I haven't explained these connections here, but I see each of these tensions logically tied to belief in the Book of Mormon as an inspired, but ordinary translation. Since these tensions inspire me, I'm happy to live with them. I can often see why others aren't.

Wednesday, September 2, 2015

Sacred Genius

I recently finished The Man Who Knew Infinity, a biography of S. Ramanujan, but really also a partial biography of G. H. Hardy--two early 20th century mathematicians who changed the world of mathematics, and less directly the world we live in, through their groundbreaking work. Hardy lived a full life of involvement with mathematics, politics, sports, but not romance that there is record of. Ramanujan lived a life nearly consumed by mathematics--at least when he could keep himself and his family fed enough for him to take the leisure of mathematics. He lived a spartan life because he seemed to desire no more.

A friend brought to my attention (via The Righteous Mind by Jonathan Haidt) an analysis of 19th century, American communal movements. The conclusion drawn was that movements survived proportionately to the amount of sacrifice required by the movement. It didn't work for secular movements, though. Without the 'sacra' of sacrifice, the deprivations didn't have the motivating power to help people work together over extended time.

I have grown up around mathematicians. Specifically serious researchers into pure mathematics. No fiddling around with the minutiae of applied mathematics to make beautiful theorems fit real world numbers. They are an odd bunch. I don't mean odd as in socially awkward or standoffish. They have a whole spectrum of personalities and inclinations.
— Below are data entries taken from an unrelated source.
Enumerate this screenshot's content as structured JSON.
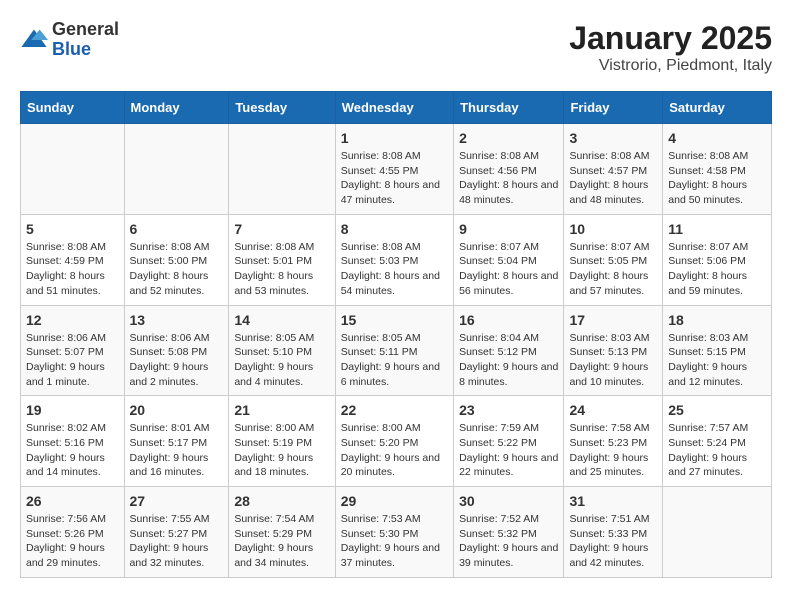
{
  "header": {
    "logo_general": "General",
    "logo_blue": "Blue",
    "title": "January 2025",
    "subtitle": "Vistrorio, Piedmont, Italy"
  },
  "weekdays": [
    "Sunday",
    "Monday",
    "Tuesday",
    "Wednesday",
    "Thursday",
    "Friday",
    "Saturday"
  ],
  "weeks": [
    [
      {
        "day": "",
        "info": ""
      },
      {
        "day": "",
        "info": ""
      },
      {
        "day": "",
        "info": ""
      },
      {
        "day": "1",
        "info": "Sunrise: 8:08 AM\nSunset: 4:55 PM\nDaylight: 8 hours and 47 minutes."
      },
      {
        "day": "2",
        "info": "Sunrise: 8:08 AM\nSunset: 4:56 PM\nDaylight: 8 hours and 48 minutes."
      },
      {
        "day": "3",
        "info": "Sunrise: 8:08 AM\nSunset: 4:57 PM\nDaylight: 8 hours and 48 minutes."
      },
      {
        "day": "4",
        "info": "Sunrise: 8:08 AM\nSunset: 4:58 PM\nDaylight: 8 hours and 50 minutes."
      }
    ],
    [
      {
        "day": "5",
        "info": "Sunrise: 8:08 AM\nSunset: 4:59 PM\nDaylight: 8 hours and 51 minutes."
      },
      {
        "day": "6",
        "info": "Sunrise: 8:08 AM\nSunset: 5:00 PM\nDaylight: 8 hours and 52 minutes."
      },
      {
        "day": "7",
        "info": "Sunrise: 8:08 AM\nSunset: 5:01 PM\nDaylight: 8 hours and 53 minutes."
      },
      {
        "day": "8",
        "info": "Sunrise: 8:08 AM\nSunset: 5:03 PM\nDaylight: 8 hours and 54 minutes."
      },
      {
        "day": "9",
        "info": "Sunrise: 8:07 AM\nSunset: 5:04 PM\nDaylight: 8 hours and 56 minutes."
      },
      {
        "day": "10",
        "info": "Sunrise: 8:07 AM\nSunset: 5:05 PM\nDaylight: 8 hours and 57 minutes."
      },
      {
        "day": "11",
        "info": "Sunrise: 8:07 AM\nSunset: 5:06 PM\nDaylight: 8 hours and 59 minutes."
      }
    ],
    [
      {
        "day": "12",
        "info": "Sunrise: 8:06 AM\nSunset: 5:07 PM\nDaylight: 9 hours and 1 minute."
      },
      {
        "day": "13",
        "info": "Sunrise: 8:06 AM\nSunset: 5:08 PM\nDaylight: 9 hours and 2 minutes."
      },
      {
        "day": "14",
        "info": "Sunrise: 8:05 AM\nSunset: 5:10 PM\nDaylight: 9 hours and 4 minutes."
      },
      {
        "day": "15",
        "info": "Sunrise: 8:05 AM\nSunset: 5:11 PM\nDaylight: 9 hours and 6 minutes."
      },
      {
        "day": "16",
        "info": "Sunrise: 8:04 AM\nSunset: 5:12 PM\nDaylight: 9 hours and 8 minutes."
      },
      {
        "day": "17",
        "info": "Sunrise: 8:03 AM\nSunset: 5:13 PM\nDaylight: 9 hours and 10 minutes."
      },
      {
        "day": "18",
        "info": "Sunrise: 8:03 AM\nSunset: 5:15 PM\nDaylight: 9 hours and 12 minutes."
      }
    ],
    [
      {
        "day": "19",
        "info": "Sunrise: 8:02 AM\nSunset: 5:16 PM\nDaylight: 9 hours and 14 minutes."
      },
      {
        "day": "20",
        "info": "Sunrise: 8:01 AM\nSunset: 5:17 PM\nDaylight: 9 hours and 16 minutes."
      },
      {
        "day": "21",
        "info": "Sunrise: 8:00 AM\nSunset: 5:19 PM\nDaylight: 9 hours and 18 minutes."
      },
      {
        "day": "22",
        "info": "Sunrise: 8:00 AM\nSunset: 5:20 PM\nDaylight: 9 hours and 20 minutes."
      },
      {
        "day": "23",
        "info": "Sunrise: 7:59 AM\nSunset: 5:22 PM\nDaylight: 9 hours and 22 minutes."
      },
      {
        "day": "24",
        "info": "Sunrise: 7:58 AM\nSunset: 5:23 PM\nDaylight: 9 hours and 25 minutes."
      },
      {
        "day": "25",
        "info": "Sunrise: 7:57 AM\nSunset: 5:24 PM\nDaylight: 9 hours and 27 minutes."
      }
    ],
    [
      {
        "day": "26",
        "info": "Sunrise: 7:56 AM\nSunset: 5:26 PM\nDaylight: 9 hours and 29 minutes."
      },
      {
        "day": "27",
        "info": "Sunrise: 7:55 AM\nSunset: 5:27 PM\nDaylight: 9 hours and 32 minutes."
      },
      {
        "day": "28",
        "info": "Sunrise: 7:54 AM\nSunset: 5:29 PM\nDaylight: 9 hours and 34 minutes."
      },
      {
        "day": "29",
        "info": "Sunrise: 7:53 AM\nSunset: 5:30 PM\nDaylight: 9 hours and 37 minutes."
      },
      {
        "day": "30",
        "info": "Sunrise: 7:52 AM\nSunset: 5:32 PM\nDaylight: 9 hours and 39 minutes."
      },
      {
        "day": "31",
        "info": "Sunrise: 7:51 AM\nSunset: 5:33 PM\nDaylight: 9 hours and 42 minutes."
      },
      {
        "day": "",
        "info": ""
      }
    ]
  ]
}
But when you get a glimpse of their working lives, of what goes on in their minds in their spare time, it is something unusual. Have you ever watched three men spending an evening working together by sitting around the living room, pad and pencil in hand, each staring at different sets of line drawings on their papers, not talking to each other for minutes at a time? The whole room silent, but if you say hello only two of them will notice and the third might not register the new sound? That's not typical even of the mathematicians I know, but it's also not unheard of.

Like most kids, I wanted to grow up to be a Nobel Prize winning scientist, or a sports star, or president, or something. I'm pretty sure scientist was most often top of the list, but definitely a scientist who discovered great things. That's not what I have become. I've become a teacher, a dabbler in many things, a consultant on modest research, and a father who spends a lot of time at home. I entertain myself with ordinary things and I'm good at wasting time and energy. But I get stuff done. I do some things very well.

I have no idea what my IQ is. I honestly don't see how it matters what anyone's IQ is if you aren't a researcher trying to understand trends in human development or societal development. I'm sure there are people with higher IQs than our great discoverers who have never done anything worth mention in a history book. Smart is good, but only one element in genius. Maybe I'm smart enough to be a genius. Maybe my kids are smart enough to be geniuses. But do I want to be? Do I want them to be?

From what I have seen of genius, it requires great sacrifice. Whether an atheist like Hardy or a devout Hindu like Ramanujan, both treated mathematics like a holy calling. It inspired them to forsake other pursuits, just as it has to some degree in all the mathematical researchers I have known. Yet both missed out on a depth of family life that I love. Genius seems to require living within a world that separates you from others, sets you apart, makes your life holy. But being apart comes at a cost. I love the fruits of the geniuses that have blessed my life. I enjoy those fruits daily, nearly constantly. Yet I don't know if I feel any calling strongly enough to make the sacrifices of genius, and I don't know if I want to. I don't know if I want my kids to. I just don't know.